His desire to break boundaries, whether necessary or not, infects his movies and, confirming his status as an auteur, the word “masterpiece” has appeared in very many critical assessments of The Hateful Eight.

Tarantino kicks off with a long but effective opening sequence set in snow-covered Wyoming sometime after the end of the American Civil War. There key characters meet around the stagecoach carrying bounty hunter Kurt Russell (unrecognisable behind a massive moustache) and his seriously strange prisoner Jennifer Jason Leigh to be handed in at the nearby town of Red Rock.

By the time the stage sets off for its destination, Union soldier-tuned bounty hunter Samuel L Jackson has hitched a lift with Russell to bring some corpses to claim the rewards due him, along with new passenger Walter Goggins who claims to be the new Sheriff of Red Rock.

So far, so typically Western:

But remember, this is a film by Quentin Tarantino who then switches genre to an Agatha Christie “who is going to die next?” type thriller when the stagecoach passengers disembark at the cutely named stopover Millie's Haberdashery, where they are joined by more oddball characters all of whom become embroiled in increasingly bloody mayhem...

Despite the switch of genre The Hateful Eight never loses its blood-spattered grip.

Tarantino’s uniquely created additional characters, notably Bruce Dern as a ancient, somewhat deranged, Confederate general who survived the civil war, make for fascinating viewing while the dialogue delivers deluges of swearwords and worse, with Jackson having a ball in a riotous role that dominates the proceedings and makes his every appearance a unique it eminently bad taste delight.

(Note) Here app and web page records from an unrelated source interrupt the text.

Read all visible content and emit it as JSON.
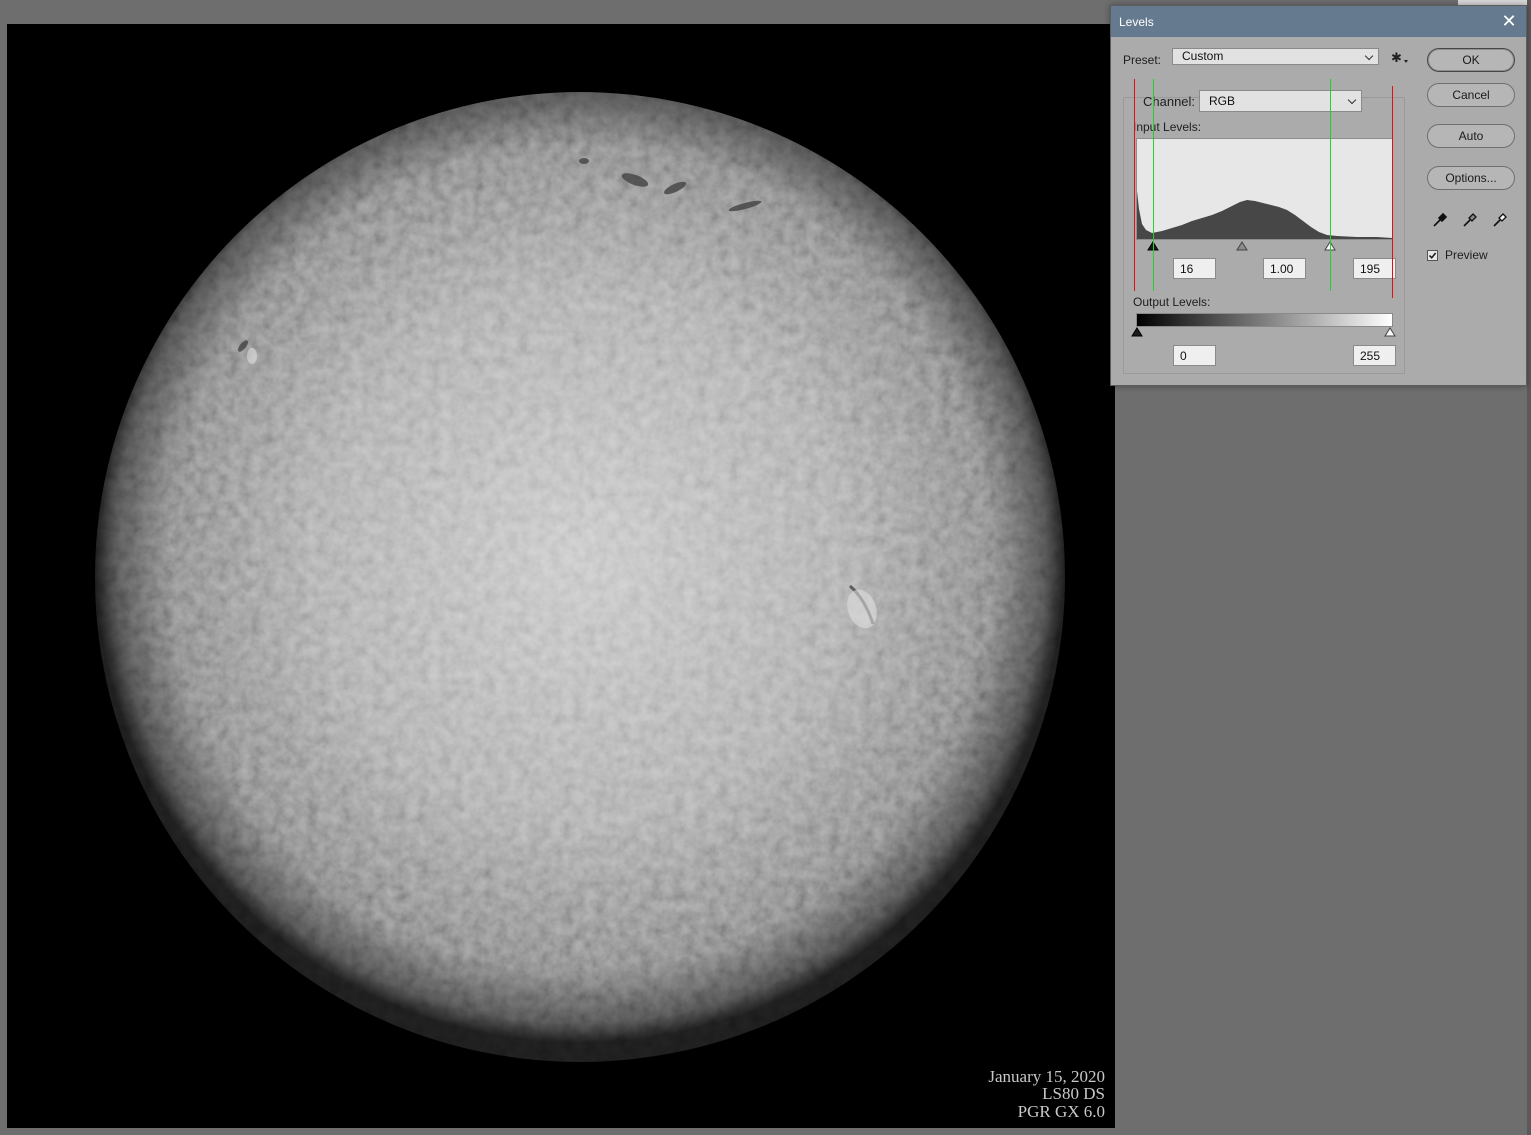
{
  "canvas": {
    "caption": [
      "January 15, 2020",
      "LS80 DS",
      "PGR GX 6.0"
    ]
  },
  "levels_dialog": {
    "title": "Levels",
    "preset_label": "Preset:",
    "preset_value": "Custom",
    "channel_label": "Channel:",
    "channel_value": "RGB",
    "input_levels_label": "Input Levels:",
    "input_black": "16",
    "input_gamma": "1.00",
    "input_white": "195",
    "output_levels_label": "Output Levels:",
    "output_black": "0",
    "output_white": "255",
    "buttons": {
      "ok": "OK",
      "cancel": "Cancel",
      "auto": "Auto",
      "options": "Options..."
    },
    "preview_label": "Preview",
    "preview_checked": true,
    "icons": [
      "gear-icon",
      "close-icon",
      "black-eyedropper-icon",
      "gray-eyedropper-icon",
      "white-eyedropper-icon"
    ],
    "colors": {
      "titlebar": "#667a8f",
      "dialog_bg": "#ababab",
      "histogram_fill": "#474747",
      "guide_red": "#e01010",
      "guide_green": "#22d22a"
    }
  }
}
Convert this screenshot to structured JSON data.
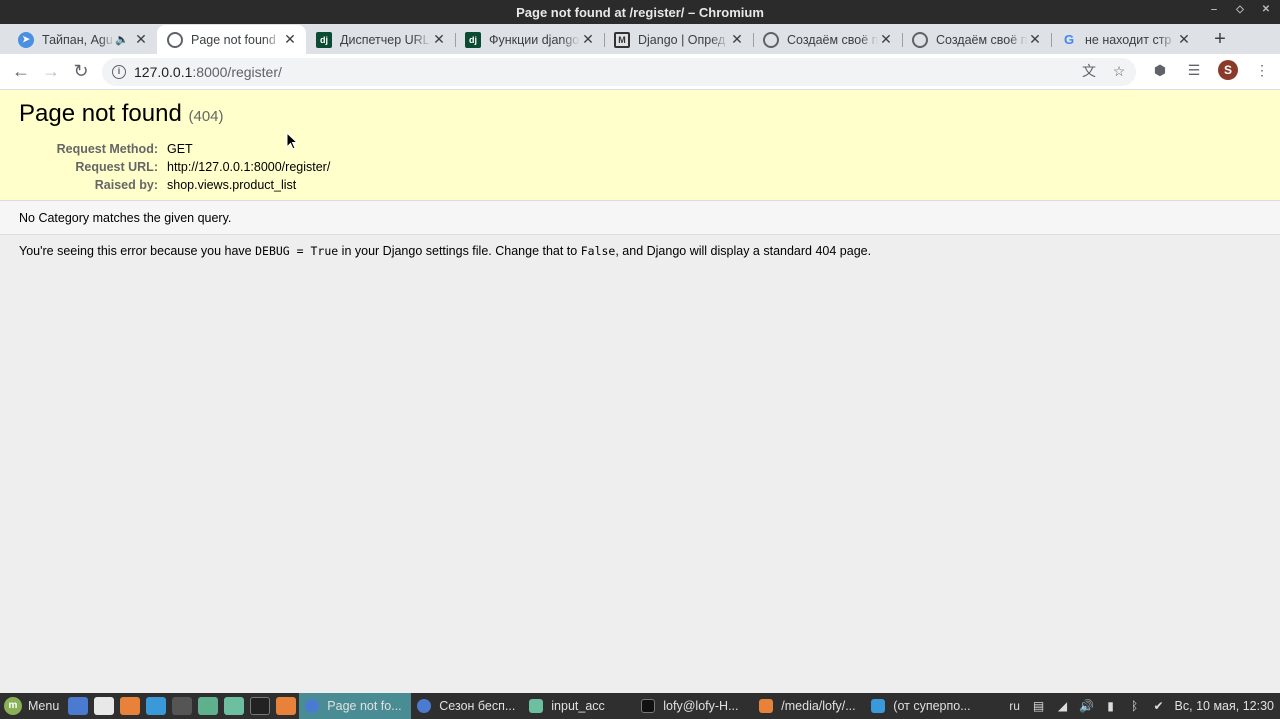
{
  "window": {
    "title": "Page not found at /register/ – Chromium"
  },
  "tabs": [
    {
      "label": "Тайпан, Agu",
      "icon": "telegram-icon",
      "audio": true,
      "active": false
    },
    {
      "label": "Page not found",
      "icon": "globe-icon",
      "active": true
    },
    {
      "label": "Диспетчер URL",
      "icon": "django-icon",
      "active": false
    },
    {
      "label": "Функции django",
      "icon": "django-icon",
      "active": false
    },
    {
      "label": "Django | Опред",
      "icon": "mdn-icon",
      "active": false
    },
    {
      "label": "Создаём своё п",
      "icon": "globe-icon",
      "active": false
    },
    {
      "label": "Создаём своё п",
      "icon": "globe-icon",
      "active": false
    },
    {
      "label": "не находит стр",
      "icon": "google-icon",
      "active": false
    }
  ],
  "address_bar": {
    "host": "127.0.0.1",
    "path": ":8000/register/"
  },
  "profile": {
    "initial": "S"
  },
  "page": {
    "title": "Page not found",
    "code": "(404)",
    "meta": [
      {
        "key": "Request Method:",
        "value": "GET"
      },
      {
        "key": "Request URL:",
        "value": "http://127.0.0.1:8000/register/"
      },
      {
        "key": "Raised by:",
        "value": "shop.views.product_list"
      }
    ],
    "message": "No Category matches the given query.",
    "explanation": {
      "part1": "You're seeing this error because you have ",
      "code1": "DEBUG = True",
      "part2": " in your Django settings file. Change that to ",
      "code2": "False",
      "part3": ", and Django will display a standard 404 page."
    }
  },
  "taskbar": {
    "menu_label": "Menu",
    "tasks": [
      {
        "label": "Page not fo...",
        "active": true
      },
      {
        "label": "Сезон бесп...",
        "active": false
      },
      {
        "label": "input_acc",
        "active": false
      },
      {
        "label": "lofy@lofy-H...",
        "active": false
      },
      {
        "label": "/media/lofy/...",
        "active": false
      },
      {
        "label": "(от суперпо...",
        "active": false
      }
    ],
    "lang": "ru",
    "clock": "Вс, 10 мая, 12:30"
  }
}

And Jennifer Jason Leigh, made up to resemble the unfortunate victim of a tram crash, gives the performance of her career as an increasingly deranged killer.

All in all, the entire cast is picture perfect, within the boundaries of an obviously auteur-driven bloodbath.

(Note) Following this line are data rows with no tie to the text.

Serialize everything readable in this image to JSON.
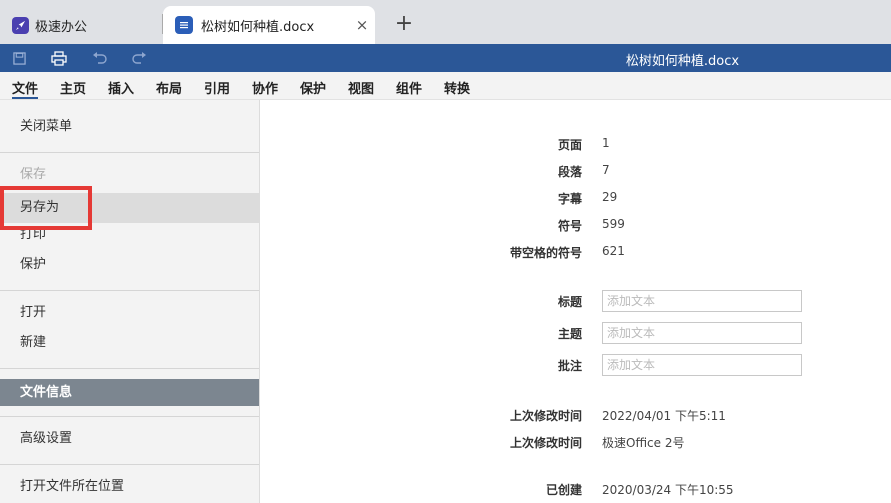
{
  "tabs": {
    "app_title": "极速办公",
    "doc_tab_title": "松树如何种植.docx",
    "close_glyph": "×",
    "new_tab_glyph": "+"
  },
  "titlebar": {
    "doc_title": "松树如何种植.docx",
    "bg_color": "#2b5797"
  },
  "menu": {
    "items": [
      "文件",
      "主页",
      "插入",
      "布局",
      "引用",
      "协作",
      "保护",
      "视图",
      "组件",
      "转换"
    ]
  },
  "sidebar": {
    "close_menu": "关闭菜单",
    "save": "保存",
    "save_as": "另存为",
    "print": "打印",
    "protect": "保护",
    "open": "打开",
    "new": "新建",
    "file_info": "文件信息",
    "advanced": "高级设置",
    "open_location": "打开文件所在位置"
  },
  "info": {
    "pages_label": "页面",
    "pages_value": "1",
    "paragraphs_label": "段落",
    "paragraphs_value": "7",
    "words_label": "字幕",
    "words_value": "29",
    "symbols_label": "符号",
    "symbols_value": "599",
    "symbols_spaces_label": "带空格的符号",
    "symbols_spaces_value": "621",
    "title_label": "标题",
    "subject_label": "主题",
    "comment_label": "批注",
    "input_placeholder": "添加文本",
    "modified_label": "上次修改时间",
    "modified_value": "2022/04/01 下午5:11",
    "modified_by_label": "上次修改时间",
    "modified_by_value": "极速Office 2号",
    "created_label": "已创建",
    "created_value": "2020/03/24 下午10:55"
  }
}
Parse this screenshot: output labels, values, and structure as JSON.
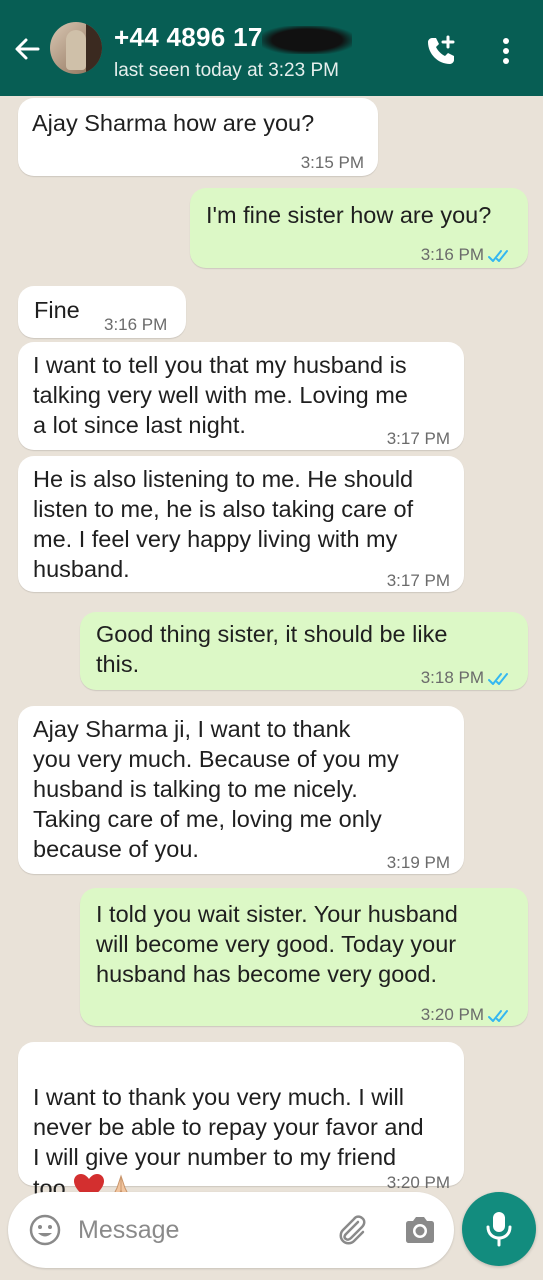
{
  "header": {
    "contact_name": "+44 4896 17",
    "status": "last seen today at 3:23 PM"
  },
  "messages": [
    {
      "direction": "in",
      "text": "Ajay Sharma how are you?",
      "time": "3:15 PM"
    },
    {
      "direction": "out",
      "text": "I'm fine sister how are you?",
      "time": "3:16 PM",
      "read": true
    },
    {
      "direction": "in",
      "text": "Fine",
      "time": "3:16 PM"
    },
    {
      "direction": "in",
      "text": "I want to tell you that my husband is\ntalking very well with me. Loving me\na lot since last night.",
      "time": "3:17 PM"
    },
    {
      "direction": "in",
      "text": "He is also listening to me. He should\nlisten to me, he is also taking care of\nme. I feel very happy living with my\nhusband.",
      "time": "3:17 PM"
    },
    {
      "direction": "out",
      "text": "Good thing sister, it should be like\nthis.",
      "time": "3:18 PM",
      "read": true
    },
    {
      "direction": "in",
      "text": "    Ajay Sharma ji, I want to thank\nyou very much. Because of you my\nhusband is talking to me nicely.\nTaking care of me, loving me only\nbecause of you.",
      "time": "3:19 PM"
    },
    {
      "direction": "out",
      "text": "I told you wait sister.  Your husband\nwill become very good.  Today your\nhusband has become very good.",
      "time": "3:20 PM",
      "read": true
    },
    {
      "direction": "in",
      "text": "I want to thank you very much. I will\nnever be able to repay your favor and\nI will give your number to my friend\ntoo.",
      "time": "3:20 PM",
      "emojis": [
        "red-heart",
        "folded-hands"
      ]
    }
  ],
  "composer": {
    "placeholder": "Message"
  },
  "colors": {
    "header": "#075e54",
    "outgoing_bubble": "#dcf8c6",
    "incoming_bubble": "#ffffff",
    "read_ticks": "#34b7f1",
    "mic_button": "#128c7e"
  }
}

It's vivid, violent and often vile – which is what you should expect from Tarantino. He is determined to imprint his creative ego on every image, line of dialogue and action and he does. The Hateful Eight is overlong (especially when seen without an interval), overwrought and completely compelling from start to finish.

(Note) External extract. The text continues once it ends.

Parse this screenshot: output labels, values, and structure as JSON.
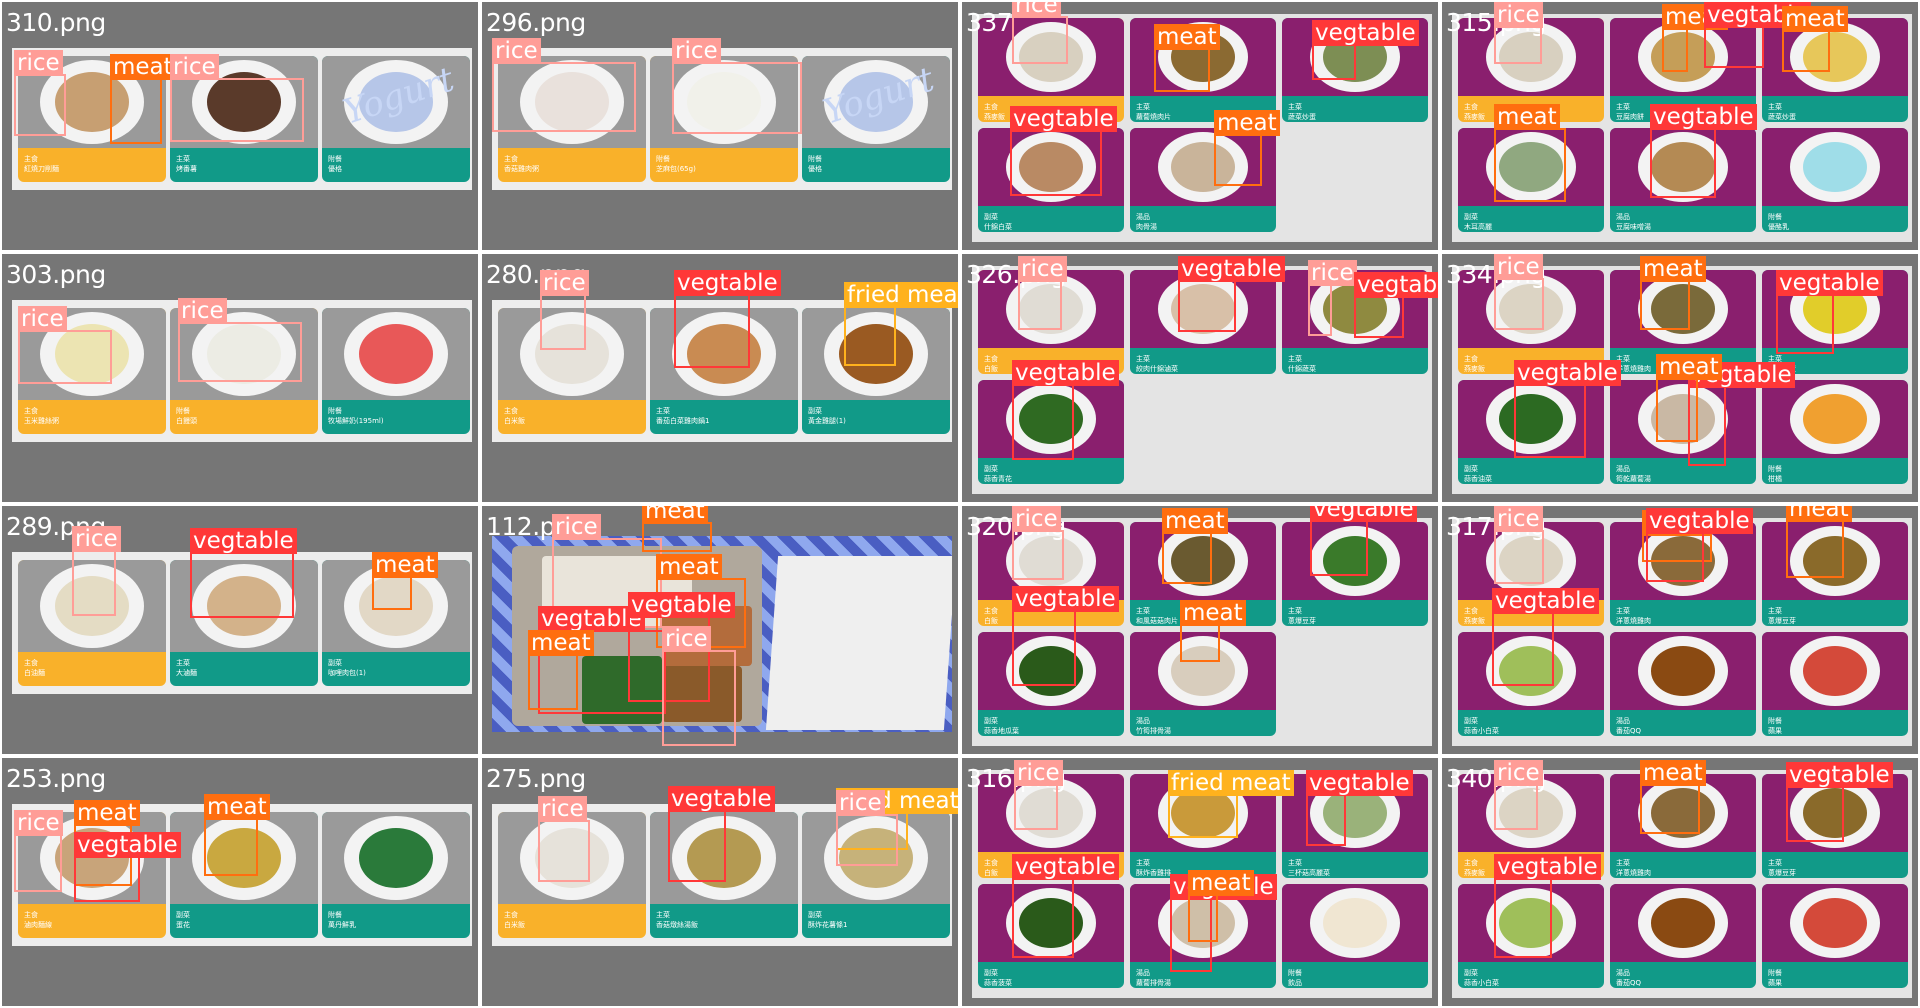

Ironically, one of the least inventive aspects of The Hateful Eight, Ennio Morricone’s rather over-familiar sounding score, which seemed redolent of dozens of spaghetti Westerns, won the film’s only Golden Globe.

So that’s what happens when critics choose awards.

Finally, to sum up, if you like your movies BIG, BOLD and BLOODY, then you can’t go wrong with The Hateful Eight. Rating: eight (of course).

Alan Frank

USA 2015. UK Distributor: Entertainment. Colour.
168 minutes. Widescreen. UK certificate: 18.

Guidance ratings (out of 3): Sex/nudity 2, Violence/Horror 3, Drugs 1, Swearing 3.

Review date: 17 Jan 2016